Which lines of the records below contain the word "heading"? Report each of them in full.

[Dataset records]
'''
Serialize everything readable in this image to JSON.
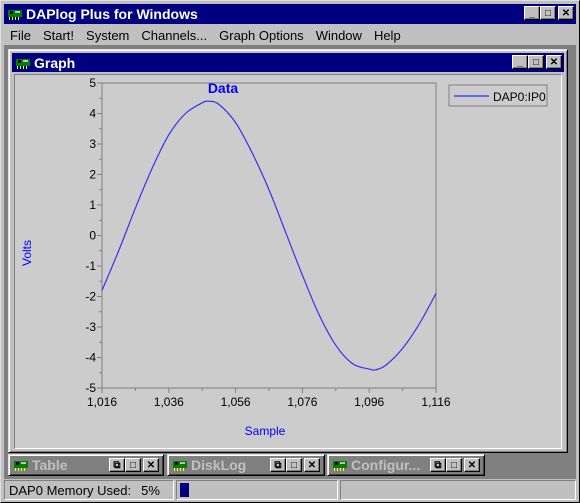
{
  "app": {
    "title": "DAPlog Plus for Windows",
    "icon": "circuit-board-icon"
  },
  "menu": [
    "File",
    "Start!",
    "System",
    "Channels...",
    "Graph Options",
    "Window",
    "Help"
  ],
  "window_buttons": {
    "minimize": "_",
    "maximize": "□",
    "close": "✕",
    "restore": "⧉"
  },
  "graph_window": {
    "title": "Graph"
  },
  "minimized_windows": [
    {
      "title": "Table"
    },
    {
      "title": "DiskLog"
    },
    {
      "title": "Configur..."
    }
  ],
  "status": {
    "memory_label": "DAP0 Memory Used:",
    "memory_value": "5%",
    "memory_fraction": 0.05,
    "accent": "#000080"
  },
  "chart_data": {
    "type": "line",
    "title": "Data",
    "xlabel": "Sample",
    "ylabel": "Volts",
    "xlim": [
      1016,
      1116
    ],
    "ylim": [
      -5,
      5
    ],
    "x_ticks": [
      1016,
      1036,
      1056,
      1076,
      1096,
      1116
    ],
    "x_tick_labels": [
      "1,016",
      "1,036",
      "1,056",
      "1,076",
      "1,096",
      "1,116"
    ],
    "y_ticks": [
      5,
      4,
      3,
      2,
      1,
      0,
      -1,
      -2,
      -3,
      -4,
      -5
    ],
    "y_tick_labels": [
      "5",
      "4",
      "3",
      "2",
      "1",
      "0",
      "-1",
      "-2",
      "-3",
      "-4",
      "-5"
    ],
    "grid": false,
    "legend": {
      "position": "top-right",
      "entries": [
        "DAP0:IP0"
      ]
    },
    "series": [
      {
        "name": "DAP0:IP0",
        "color": "#3333ee",
        "x": [
          1016,
          1021,
          1026,
          1031,
          1036,
          1041,
          1046,
          1048,
          1051,
          1056,
          1061,
          1066,
          1071,
          1076,
          1081,
          1086,
          1091,
          1096,
          1098,
          1101,
          1106,
          1111,
          1116
        ],
        "y": [
          -1.8,
          -0.5,
          0.9,
          2.2,
          3.3,
          4.0,
          4.35,
          4.4,
          4.3,
          3.7,
          2.7,
          1.5,
          0.1,
          -1.3,
          -2.6,
          -3.6,
          -4.2,
          -4.38,
          -4.4,
          -4.25,
          -3.7,
          -2.9,
          -1.9
        ]
      }
    ]
  }
}
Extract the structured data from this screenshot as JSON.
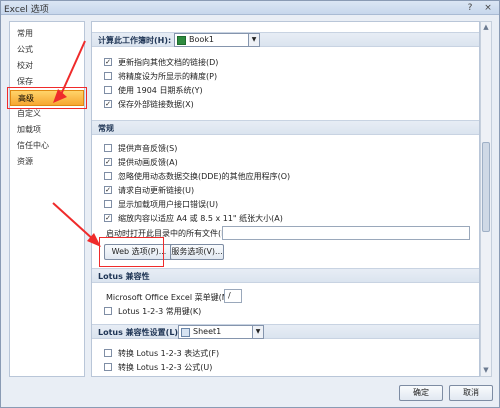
{
  "window": {
    "title": "Excel 选项",
    "help_icon": "?",
    "close_icon": "×"
  },
  "nav": {
    "items": [
      {
        "label": "常用"
      },
      {
        "label": "公式"
      },
      {
        "label": "校对"
      },
      {
        "label": "保存"
      },
      {
        "label": "高级",
        "selected": true
      },
      {
        "label": "自定义"
      },
      {
        "label": "加载项"
      },
      {
        "label": "信任中心"
      },
      {
        "label": "资源"
      }
    ]
  },
  "workbook_calc": {
    "heading": "计算此工作簿时(H):",
    "workbook_value": "Book1",
    "options": [
      {
        "label": "更新指向其他文档的链接(D)",
        "checked": true
      },
      {
        "label": "将精度设为所显示的精度(P)",
        "checked": false
      },
      {
        "label": "使用 1904 日期系统(Y)",
        "checked": false
      },
      {
        "label": "保存外部链接数据(X)",
        "checked": true
      }
    ]
  },
  "general": {
    "heading": "常规",
    "options": [
      {
        "label": "提供声音反馈(S)",
        "checked": false
      },
      {
        "label": "提供动画反馈(A)",
        "checked": true
      },
      {
        "label": "忽略使用动态数据交换(DDE)的其他应用程序(O)",
        "checked": false
      },
      {
        "label": "请求自动更新链接(U)",
        "checked": true
      },
      {
        "label": "显示加载项用户接口错误(U)",
        "checked": false
      },
      {
        "label": "缩放内容以适应 A4 或 8.5 x 11\" 纸张大小(A)",
        "checked": true
      }
    ],
    "startup_label": "启动时打开此目录中的所有文件(L):",
    "startup_value": "",
    "web_options_button": "Web 选项(P)...",
    "service_options_button": "服务选项(V)..."
  },
  "lotus_compat": {
    "heading": "Lotus 兼容性",
    "menu_key_label": "Microsoft Office Excel 菜单键(M):",
    "menu_key_value": "/",
    "nav_keys_label": "Lotus 1-2-3 常用键(K)",
    "nav_keys_checked": false
  },
  "lotus_settings": {
    "heading": "Lotus 兼容性设置(L):",
    "sheet_value": "Sheet1",
    "options": [
      {
        "label": "转换 Lotus 1-2-3 表达式(F)",
        "checked": false
      },
      {
        "label": "转换 Lotus 1-2-3 公式(U)",
        "checked": false
      }
    ]
  },
  "footer": {
    "ok_button": "确定",
    "cancel_button": "取消"
  },
  "colors": {
    "highlight": "#f7a731",
    "annotation": "#ef2b2b"
  }
}
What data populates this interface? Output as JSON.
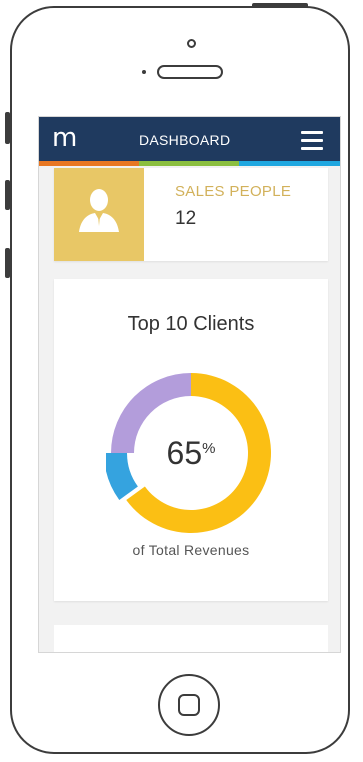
{
  "app": {
    "logo_char": "m",
    "title": "DASHBOARD",
    "menu_icon": "hamburger-menu-icon",
    "bar_color": "#1f3a5f",
    "accent_strip": [
      "#e87722",
      "#8bbf3f",
      "#1fa7e0"
    ]
  },
  "sales_card": {
    "icon": "person-icon",
    "label": "SALES PEOPLE",
    "value": "12",
    "color": "#e8c766"
  },
  "clients_card": {
    "title": "Top 10 Clients",
    "percent_value": "65",
    "percent_symbol": "%",
    "caption": "of Total Revenues",
    "chart_data": {
      "type": "pie",
      "values": [
        65,
        10,
        25
      ],
      "colors": [
        "#fbbf14",
        "#35a3df",
        "#b39ddb"
      ]
    }
  }
}
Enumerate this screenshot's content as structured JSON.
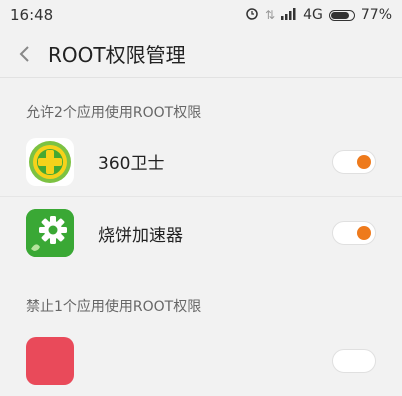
{
  "status": {
    "time": "16:48",
    "network": "4G",
    "battery": "77%",
    "icons": [
      "alarm-icon",
      "vibrate-icon",
      "signal-icon",
      "battery-icon"
    ]
  },
  "header": {
    "title": "ROOT权限管理"
  },
  "allowed": {
    "label": "允许2个应用使用ROOT权限",
    "items": [
      {
        "name": "360卫士",
        "icon": "360-security-icon",
        "enabled": true
      },
      {
        "name": "烧饼加速器",
        "icon": "shaobing-accelerator-icon",
        "enabled": true
      }
    ]
  },
  "denied": {
    "label": "禁止1个应用使用ROOT权限"
  },
  "colors": {
    "accent": "#ee7a1c",
    "background": "#f2f2f2"
  }
}
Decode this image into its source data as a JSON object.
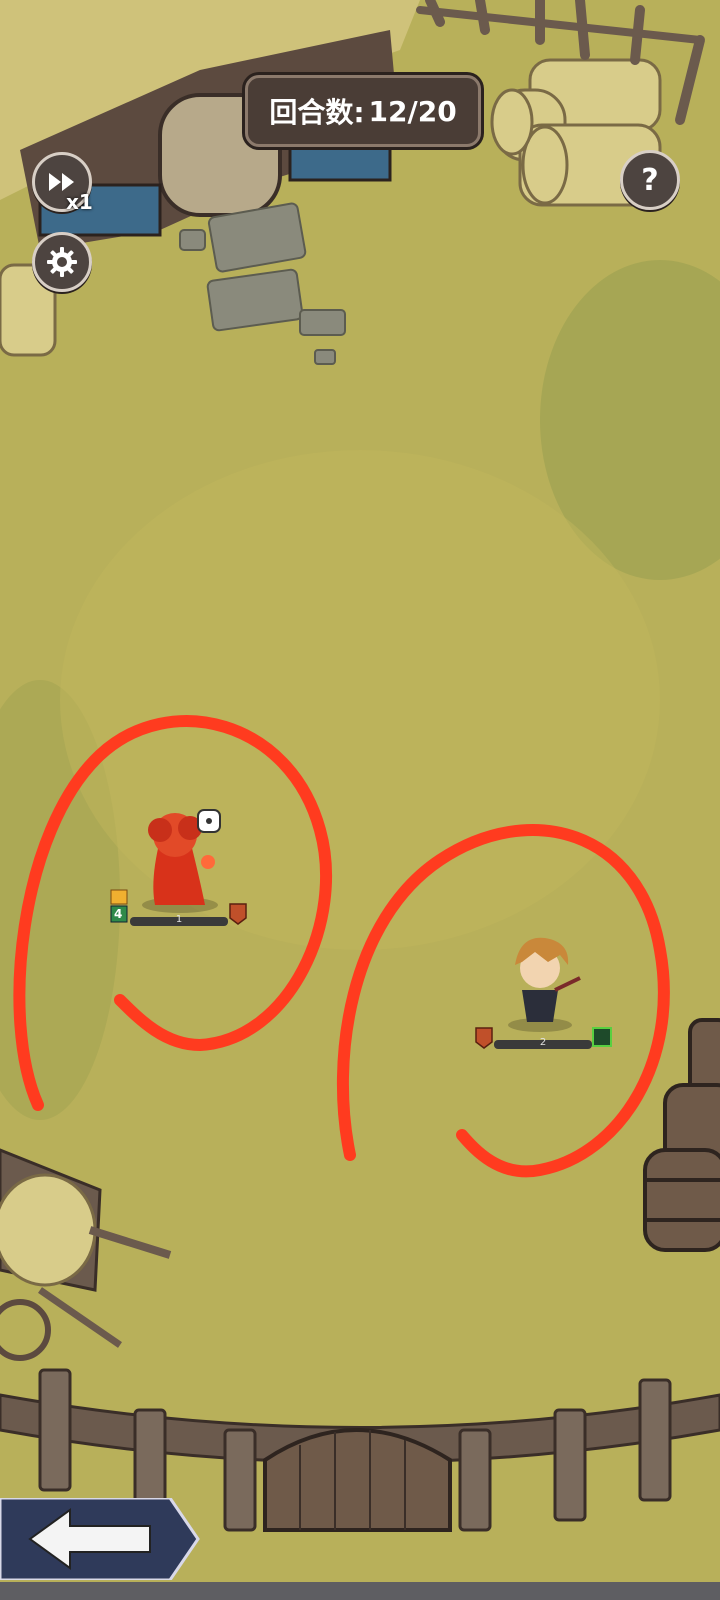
{
  "header": {
    "round_label": "回合数:",
    "round_value": "12/20"
  },
  "controls": {
    "speed_multiplier": "x1",
    "help_glyph": "?"
  },
  "units": {
    "enemy": {
      "hp_level": "1",
      "badge_number": "4"
    },
    "hero": {
      "hp_level": "2"
    }
  },
  "icons": [
    "fast-forward-icon",
    "gear-icon",
    "question-icon",
    "back-arrow-icon"
  ],
  "colors": {
    "ground": "#b5ad55",
    "annotation_red": "#ff3b1f",
    "panel": "#4a3d36"
  }
}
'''
#### ANSWER SPACE:
    "heading": "计算此工作簿时(H):",
    "heading": "常规",
    "heading": "Lotus 兼容性",
    "heading": "Lotus 兼容性设置(L):",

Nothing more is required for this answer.